The two U.S. PC leaders, the Hewlett-Packard Co. (NYSE: HPQ) and Dell Inc. (Nasdaq: DELL), reported mediocre gains in their PC sales. Fortunately, both have many other products. Dell, especially, has used acquisitions over the past 10 years to move into more advanced storage offerings, services, and solutions to improve profits and elevate its profile in the enterprise market.

Meanwhile, the semiconductor industry headed by the Intel Corp. (Nasdaq: INTC) plans to be disruptive, selling the latest Ultrabook chips into lines of featherlight PCs. Some, introduced at the International Consumer Electronics Show by Dell, HP, Samsung, Sony, and AsusTek Computer Inc., are remarkable and certainly tabletlike.

At the end of the day, though, they are laptops.
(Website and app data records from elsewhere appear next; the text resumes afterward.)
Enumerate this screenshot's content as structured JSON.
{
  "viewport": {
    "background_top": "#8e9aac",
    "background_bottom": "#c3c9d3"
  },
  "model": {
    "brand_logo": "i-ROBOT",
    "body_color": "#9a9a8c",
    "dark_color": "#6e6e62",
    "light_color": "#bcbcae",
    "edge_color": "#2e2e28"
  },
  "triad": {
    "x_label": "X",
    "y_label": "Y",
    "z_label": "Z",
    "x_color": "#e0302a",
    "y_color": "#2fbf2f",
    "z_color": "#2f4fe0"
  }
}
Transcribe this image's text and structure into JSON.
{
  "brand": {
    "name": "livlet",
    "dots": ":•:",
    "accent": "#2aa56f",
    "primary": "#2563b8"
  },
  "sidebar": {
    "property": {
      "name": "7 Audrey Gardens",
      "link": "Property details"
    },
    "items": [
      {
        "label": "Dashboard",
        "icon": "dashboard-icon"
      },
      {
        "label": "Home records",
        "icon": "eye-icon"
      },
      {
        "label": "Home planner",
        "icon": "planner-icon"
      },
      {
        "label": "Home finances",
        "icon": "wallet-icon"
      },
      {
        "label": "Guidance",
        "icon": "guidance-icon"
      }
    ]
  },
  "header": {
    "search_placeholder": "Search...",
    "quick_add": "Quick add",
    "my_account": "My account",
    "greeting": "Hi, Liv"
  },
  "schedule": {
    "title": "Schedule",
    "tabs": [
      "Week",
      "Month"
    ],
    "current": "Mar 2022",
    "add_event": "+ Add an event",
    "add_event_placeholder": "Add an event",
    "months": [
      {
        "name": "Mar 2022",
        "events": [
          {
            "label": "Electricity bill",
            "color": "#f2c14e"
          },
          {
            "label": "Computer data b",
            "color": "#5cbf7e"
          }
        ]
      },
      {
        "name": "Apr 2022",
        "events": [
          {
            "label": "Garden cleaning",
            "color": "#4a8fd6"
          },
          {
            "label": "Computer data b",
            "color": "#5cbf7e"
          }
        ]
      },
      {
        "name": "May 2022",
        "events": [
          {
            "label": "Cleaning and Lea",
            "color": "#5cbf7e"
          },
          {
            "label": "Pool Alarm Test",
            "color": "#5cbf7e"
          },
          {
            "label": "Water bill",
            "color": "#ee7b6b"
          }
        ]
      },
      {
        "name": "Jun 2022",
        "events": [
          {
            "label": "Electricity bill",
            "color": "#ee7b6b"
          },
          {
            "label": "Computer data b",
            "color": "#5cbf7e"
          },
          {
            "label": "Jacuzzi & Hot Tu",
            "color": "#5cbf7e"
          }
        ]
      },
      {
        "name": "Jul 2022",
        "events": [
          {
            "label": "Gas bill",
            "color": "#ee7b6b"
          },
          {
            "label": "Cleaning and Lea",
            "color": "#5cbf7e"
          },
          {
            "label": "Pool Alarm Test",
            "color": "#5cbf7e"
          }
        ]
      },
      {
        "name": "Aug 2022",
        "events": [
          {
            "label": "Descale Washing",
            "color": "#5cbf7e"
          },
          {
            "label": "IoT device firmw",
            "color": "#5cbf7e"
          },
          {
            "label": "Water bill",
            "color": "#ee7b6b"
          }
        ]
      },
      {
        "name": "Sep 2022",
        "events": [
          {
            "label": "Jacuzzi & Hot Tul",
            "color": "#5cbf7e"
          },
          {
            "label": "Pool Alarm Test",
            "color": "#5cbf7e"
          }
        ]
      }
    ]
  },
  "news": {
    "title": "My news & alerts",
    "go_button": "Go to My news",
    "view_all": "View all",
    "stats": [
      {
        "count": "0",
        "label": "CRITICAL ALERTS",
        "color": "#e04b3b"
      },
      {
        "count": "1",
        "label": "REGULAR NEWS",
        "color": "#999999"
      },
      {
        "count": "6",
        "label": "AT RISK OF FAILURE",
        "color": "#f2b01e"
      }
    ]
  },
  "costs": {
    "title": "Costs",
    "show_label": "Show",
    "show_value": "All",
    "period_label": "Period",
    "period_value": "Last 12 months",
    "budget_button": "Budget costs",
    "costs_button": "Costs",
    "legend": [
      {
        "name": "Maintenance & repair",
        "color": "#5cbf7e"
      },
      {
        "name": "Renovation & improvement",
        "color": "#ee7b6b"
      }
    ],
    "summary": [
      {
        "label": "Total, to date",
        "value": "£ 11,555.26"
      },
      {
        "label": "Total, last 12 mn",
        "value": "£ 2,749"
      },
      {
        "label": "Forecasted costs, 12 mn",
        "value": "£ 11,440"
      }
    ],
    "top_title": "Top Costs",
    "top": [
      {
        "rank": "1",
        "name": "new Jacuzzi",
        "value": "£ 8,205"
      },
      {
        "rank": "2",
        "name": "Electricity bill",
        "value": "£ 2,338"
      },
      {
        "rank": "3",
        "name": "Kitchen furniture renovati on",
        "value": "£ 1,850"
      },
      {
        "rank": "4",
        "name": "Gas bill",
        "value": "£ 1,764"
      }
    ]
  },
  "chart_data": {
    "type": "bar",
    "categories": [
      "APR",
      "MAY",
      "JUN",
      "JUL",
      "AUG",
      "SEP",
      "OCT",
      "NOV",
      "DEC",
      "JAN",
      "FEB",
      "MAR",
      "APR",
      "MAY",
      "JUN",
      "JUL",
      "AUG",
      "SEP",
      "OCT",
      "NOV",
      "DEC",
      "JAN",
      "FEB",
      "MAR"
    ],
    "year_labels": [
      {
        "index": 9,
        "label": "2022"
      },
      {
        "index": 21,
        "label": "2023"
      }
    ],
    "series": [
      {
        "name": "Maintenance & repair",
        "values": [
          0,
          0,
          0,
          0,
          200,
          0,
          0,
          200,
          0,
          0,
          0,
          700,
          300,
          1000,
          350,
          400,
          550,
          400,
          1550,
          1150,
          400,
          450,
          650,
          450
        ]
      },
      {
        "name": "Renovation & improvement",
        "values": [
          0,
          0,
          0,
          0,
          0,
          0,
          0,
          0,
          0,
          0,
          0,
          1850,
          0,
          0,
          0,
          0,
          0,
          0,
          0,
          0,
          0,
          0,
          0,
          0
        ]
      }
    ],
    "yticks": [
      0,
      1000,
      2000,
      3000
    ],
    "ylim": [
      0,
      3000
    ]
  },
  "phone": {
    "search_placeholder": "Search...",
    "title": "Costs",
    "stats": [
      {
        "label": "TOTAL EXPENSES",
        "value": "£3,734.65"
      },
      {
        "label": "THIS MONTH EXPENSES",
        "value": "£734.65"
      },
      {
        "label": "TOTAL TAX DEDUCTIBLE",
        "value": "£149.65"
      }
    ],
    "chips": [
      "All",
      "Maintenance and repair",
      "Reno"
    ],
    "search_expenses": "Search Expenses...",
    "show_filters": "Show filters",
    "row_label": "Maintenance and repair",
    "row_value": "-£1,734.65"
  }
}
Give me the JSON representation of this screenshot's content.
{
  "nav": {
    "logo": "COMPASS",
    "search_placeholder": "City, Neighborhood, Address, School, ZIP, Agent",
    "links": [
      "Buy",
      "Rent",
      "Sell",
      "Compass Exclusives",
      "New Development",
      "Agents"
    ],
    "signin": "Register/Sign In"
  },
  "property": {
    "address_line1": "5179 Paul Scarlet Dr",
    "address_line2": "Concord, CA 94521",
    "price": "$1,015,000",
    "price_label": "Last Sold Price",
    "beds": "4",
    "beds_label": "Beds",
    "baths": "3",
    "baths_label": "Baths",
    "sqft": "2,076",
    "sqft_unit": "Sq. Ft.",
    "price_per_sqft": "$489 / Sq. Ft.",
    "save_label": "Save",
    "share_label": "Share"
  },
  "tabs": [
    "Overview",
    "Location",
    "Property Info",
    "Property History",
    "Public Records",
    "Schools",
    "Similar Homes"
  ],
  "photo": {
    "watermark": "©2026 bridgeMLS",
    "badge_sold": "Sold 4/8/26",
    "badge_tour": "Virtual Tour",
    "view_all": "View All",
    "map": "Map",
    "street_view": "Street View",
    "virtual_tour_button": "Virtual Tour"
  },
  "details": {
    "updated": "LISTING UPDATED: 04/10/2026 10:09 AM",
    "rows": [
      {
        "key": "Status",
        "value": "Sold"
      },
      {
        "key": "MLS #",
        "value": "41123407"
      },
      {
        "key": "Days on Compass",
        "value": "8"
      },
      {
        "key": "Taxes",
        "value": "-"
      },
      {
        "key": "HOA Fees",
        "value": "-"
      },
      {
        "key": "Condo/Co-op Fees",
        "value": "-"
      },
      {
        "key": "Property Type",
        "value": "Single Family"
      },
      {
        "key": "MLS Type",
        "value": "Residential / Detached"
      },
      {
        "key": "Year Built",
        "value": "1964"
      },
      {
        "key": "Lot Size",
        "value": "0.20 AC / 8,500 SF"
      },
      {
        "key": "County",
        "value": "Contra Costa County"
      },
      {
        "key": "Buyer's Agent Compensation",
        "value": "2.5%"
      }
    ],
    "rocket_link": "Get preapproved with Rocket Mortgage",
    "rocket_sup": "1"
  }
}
Consumers worldwide will snap them up, just as they snap up new iPads and tablets. Forrester suggests about 38 million tablets will be sold in the United States. Estimates by IHS (NYSE: IHS) are for worldwide sales around 100 million.

That means there's plenty of room for the PC, especially in developing markets like India, Russia, Brazil, Indonesia, China, and Africa where the products are nowhere near saturation.

Americans who recall the antiquity of the PC -- old Tandy TRS-80s, Commodores, and clumsy no-names with tiny displays that had built-in modems for primitive data transmission -- may be excused for being amazed by how far we've come.

This column is being written on a Dell Optiplex 880 PC, connected to two giant display screens, with complete Internet access, video and audio unthinkable to the writer 30 years ago. There are no more cathode-ray tube (CRT) screens; laptops make all of its capability portable.

Isn't it interesting that after a bunch of flops, the biggest hit IBM (NYSE: IBM) had while it was still in the business was with the ThinkPad? Want to bet that's a reason the late Apple Chairman Steve Jobs designated the iPad with that name?

Over time, no doubt miniaturization and applications will shift everyone up the chain to a tablet from the PC. But not yet, nor overnight. For sure, the versatility and ease of use of the iPad will be replicated in the Microsoft Corp. (Nasdaq: MSFT) universe, especially because its new Windows 8, with its Metro Interface, is very Applelike.

This will be good for all over time as the world knits itself together, first on the PC. Maybe later on the tablet.